Two-a-day the easy way with EMS
Boost your training efforts safely and effectively
By Hammer Nutrition
The closer we get to summer race season, the more we hear from endurance athletes employing a "two-a-day" training strategy - exercising twice in one day, as athletes in professional and college sports often train. But doubling up your workouts can easily lead to overtraining injuries if you aren't careful to train correctly. There's a fine line between training to be better prepared on race day, and overtraining to the point of missing the race entirely.
We've found that EMS technology can help athletes get the most "bang for their buck," training-wise - allowing them to reach training goals in the least amount of time and effort, safely and effectively. By augmenting traditional workouts with a strength or endurance session on an EMS unit, you can benefit greatly from two-a-days. EMS also can help prevent injuries from overtraining, as it will only tax the muscles, not joints or connective tissue. Here's how EMS can work for you:

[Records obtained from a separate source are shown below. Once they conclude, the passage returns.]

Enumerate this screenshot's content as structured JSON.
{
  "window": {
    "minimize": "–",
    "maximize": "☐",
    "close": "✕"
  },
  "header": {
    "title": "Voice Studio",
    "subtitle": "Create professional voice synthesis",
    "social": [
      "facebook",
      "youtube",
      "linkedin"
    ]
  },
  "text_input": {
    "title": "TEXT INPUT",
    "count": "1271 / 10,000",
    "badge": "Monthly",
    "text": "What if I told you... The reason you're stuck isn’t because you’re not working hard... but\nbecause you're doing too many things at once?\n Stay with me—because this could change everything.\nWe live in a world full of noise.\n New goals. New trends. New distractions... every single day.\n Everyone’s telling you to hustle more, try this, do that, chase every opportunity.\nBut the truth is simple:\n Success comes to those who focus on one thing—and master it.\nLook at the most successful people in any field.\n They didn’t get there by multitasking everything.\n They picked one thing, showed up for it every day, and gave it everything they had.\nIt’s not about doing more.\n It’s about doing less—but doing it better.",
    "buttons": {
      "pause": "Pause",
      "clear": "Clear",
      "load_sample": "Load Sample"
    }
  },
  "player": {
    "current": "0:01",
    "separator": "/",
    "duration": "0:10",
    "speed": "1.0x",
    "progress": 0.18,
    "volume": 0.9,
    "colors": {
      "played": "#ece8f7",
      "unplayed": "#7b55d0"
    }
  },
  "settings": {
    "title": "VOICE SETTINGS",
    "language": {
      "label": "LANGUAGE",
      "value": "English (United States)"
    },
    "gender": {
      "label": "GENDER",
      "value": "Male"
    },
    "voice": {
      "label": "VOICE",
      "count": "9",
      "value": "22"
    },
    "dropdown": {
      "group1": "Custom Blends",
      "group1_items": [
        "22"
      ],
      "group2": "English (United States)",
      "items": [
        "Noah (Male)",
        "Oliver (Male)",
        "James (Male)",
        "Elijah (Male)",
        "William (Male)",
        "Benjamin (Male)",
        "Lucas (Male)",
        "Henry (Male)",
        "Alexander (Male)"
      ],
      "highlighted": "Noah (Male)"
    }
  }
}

EMS after traditional training session
For the best results, follow your traditional training by EMS work later in the day or that evening. All EMS programs (with the exception of warm-up or recovery programs) can cause muscle fatigue. To keep your traditional training workload at its highest and maintain training load absorption capacity, go into that workout fresh and then follow with an EMS session later. Because EMS lacks cardiovascular benefits, consider it supplemental to a traditional workout.
Train your body to perform when fatigued
Ultra-endurance athletes accomplish a good part of performance while fatigued and operating at less than full capacity. For these athletes, training to perform while tired and not fully recovered is an important goal. In this case, EMS sessions before long workouts might prove beneficial.
Minimize workout time and reduce injury risk
Sports that require extreme exertion, such as cycling, require athletes to spend many hours in the gym to increase muscle strength, often with poor results. Besides experiencing overall general fatigue from these workouts, athletes lose valuable time that could be spent on technical training. The risks involved with weight training include potential damage to tendons and ligaments imposed by the heavy loads on the joints, as well as cardiac wall hypertrophy, as seen among weightlifters. EMS can decrease the amount of time spent training, and poses no risk to joints.
After a highly productive day using EMS to do double workouts, there's no better way to ensure recovery than to drink two scoops of Recoverite and enjoy a relaxing Active Recovery EMS session. The Active Recovery program, available on all models of Compex and Globus, helps to reduce lactic acid, increase intra-muscular blood flow, and promote the production of endorphins for general muscular relaxation. With complete recovery, you can be ready to go again the next day (though we highly recommend including recovery days in your weekly training strategy).
If you want to increase your workout quantity and quality as quickly as possible - without straining your body the way a traditional "two-a-day" workout does - try two-a-day with EMS! HN